[Data provided]
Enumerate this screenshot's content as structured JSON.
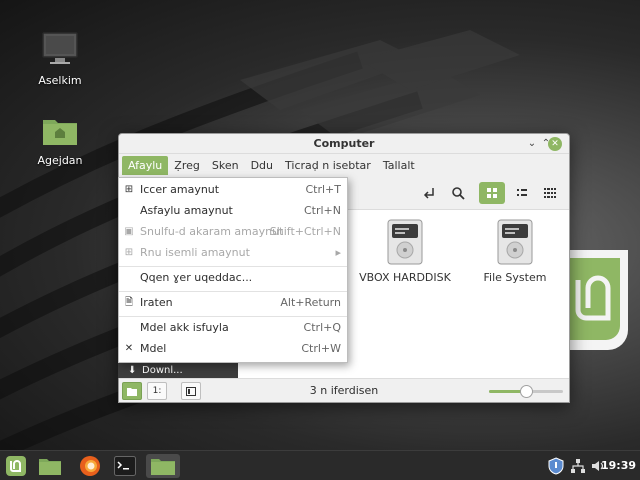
{
  "desktop": {
    "icons": [
      {
        "label": "Aselkim",
        "icon": "computer-icon"
      },
      {
        "label": "Agejdan",
        "icon": "home-folder-icon"
      }
    ]
  },
  "window": {
    "title": "Computer",
    "controls": {
      "minimize": "⌄",
      "maximize": "⌃",
      "close": "✕"
    },
    "menubar": [
      "Afaylu",
      "Ẓreg",
      "Sken",
      "Ddu",
      "Ticraḍ n isebtar",
      "Tallalt"
    ],
    "active_menu": "Afaylu",
    "items": [
      {
        "label": "VBOX HARDDISK",
        "icon": "hard-drive-icon"
      },
      {
        "label": "File System",
        "icon": "hard-drive-icon"
      }
    ],
    "status": "3 n iferdisen",
    "zoom_level": 0.5,
    "sidebar_peek": "Downl..."
  },
  "file_menu": {
    "items": [
      {
        "icon": "new-tab-icon",
        "glyph": "⊞",
        "label": "Iccer amaynut",
        "shortcut": "Ctrl+T",
        "disabled": false
      },
      {
        "icon": "",
        "glyph": "",
        "label": "Asfaylu amaynut",
        "shortcut": "Ctrl+N",
        "disabled": false
      },
      {
        "icon": "archive-icon",
        "glyph": "▣",
        "label": "Snulfu-d akaram amaynut",
        "shortcut": "Shift+Ctrl+N",
        "disabled": true
      },
      {
        "icon": "new-document-icon",
        "glyph": "⊞",
        "label": "Rnu isemli amaynut",
        "shortcut": "▸",
        "disabled": true
      },
      {
        "icon": "",
        "glyph": "",
        "label": "Qqen ɣer uqeddac...",
        "shortcut": "",
        "disabled": false
      },
      {
        "icon": "properties-icon",
        "glyph": "🗎",
        "label": "Iraten",
        "shortcut": "Alt+Return",
        "disabled": false
      },
      {
        "icon": "",
        "glyph": "",
        "label": "Mdel akk isfuyla",
        "shortcut": "Ctrl+Q",
        "disabled": false
      },
      {
        "icon": "close-icon",
        "glyph": "✕",
        "label": "Mdel",
        "shortcut": "Ctrl+W",
        "disabled": false
      }
    ]
  },
  "taskbar": {
    "time": "19:39",
    "buttons": [
      "mint-menu-icon",
      "file-manager-icon",
      "firefox-icon",
      "terminal-icon",
      "running-file-manager-icon"
    ]
  },
  "colors": {
    "accent": "#8fb764",
    "panel": "#2a2a2a"
  }
}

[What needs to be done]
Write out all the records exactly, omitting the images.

[Solution for this exercise]
Enumerate this screenshot's content as structured JSON.
{
  "desktop": {
    "icons": [
      {
        "label": "Aselkim",
        "icon": "computer-icon"
      },
      {
        "label": "Agejdan",
        "icon": "home-folder-icon"
      }
    ]
  },
  "window": {
    "title": "Computer",
    "controls": {
      "minimize": "⌄",
      "maximize": "⌃",
      "close": "✕"
    },
    "menubar": [
      "Afaylu",
      "Ẓreg",
      "Sken",
      "Ddu",
      "Ticraḍ n isebtar",
      "Tallalt"
    ],
    "active_menu": "Afaylu",
    "items": [
      {
        "label": "VBOX HARDDISK",
        "icon": "hard-drive-icon"
      },
      {
        "label": "File System",
        "icon": "hard-drive-icon"
      }
    ],
    "status": "3 n iferdisen",
    "zoom_level": 0.5,
    "sidebar_peek": "Downl..."
  },
  "file_menu": {
    "items": [
      {
        "icon": "new-tab-icon",
        "glyph": "⊞",
        "label": "Iccer amaynut",
        "shortcut": "Ctrl+T",
        "disabled": false
      },
      {
        "icon": "",
        "glyph": "",
        "label": "Asfaylu amaynut",
        "shortcut": "Ctrl+N",
        "disabled": false
      },
      {
        "icon": "archive-icon",
        "glyph": "▣",
        "label": "Snulfu-d akaram amaynut",
        "shortcut": "Shift+Ctrl+N",
        "disabled": true
      },
      {
        "icon": "new-document-icon",
        "glyph": "⊞",
        "label": "Rnu isemli amaynut",
        "shortcut": "▸",
        "disabled": true
      },
      {
        "icon": "",
        "glyph": "",
        "label": "Qqen ɣer uqeddac...",
        "shortcut": "",
        "disabled": false
      },
      {
        "icon": "properties-icon",
        "glyph": "🗎",
        "label": "Iraten",
        "shortcut": "Alt+Return",
        "disabled": false
      },
      {
        "icon": "",
        "glyph": "",
        "label": "Mdel akk isfuyla",
        "shortcut": "Ctrl+Q",
        "disabled": false
      },
      {
        "icon": "close-icon",
        "glyph": "✕",
        "label": "Mdel",
        "shortcut": "Ctrl+W",
        "disabled": false
      }
    ]
  },
  "taskbar": {
    "time": "19:39",
    "buttons": [
      "mint-menu-icon",
      "file-manager-icon",
      "firefox-icon",
      "terminal-icon",
      "running-file-manager-icon"
    ]
  },
  "colors": {
    "accent": "#8fb764",
    "panel": "#2a2a2a"
  }
}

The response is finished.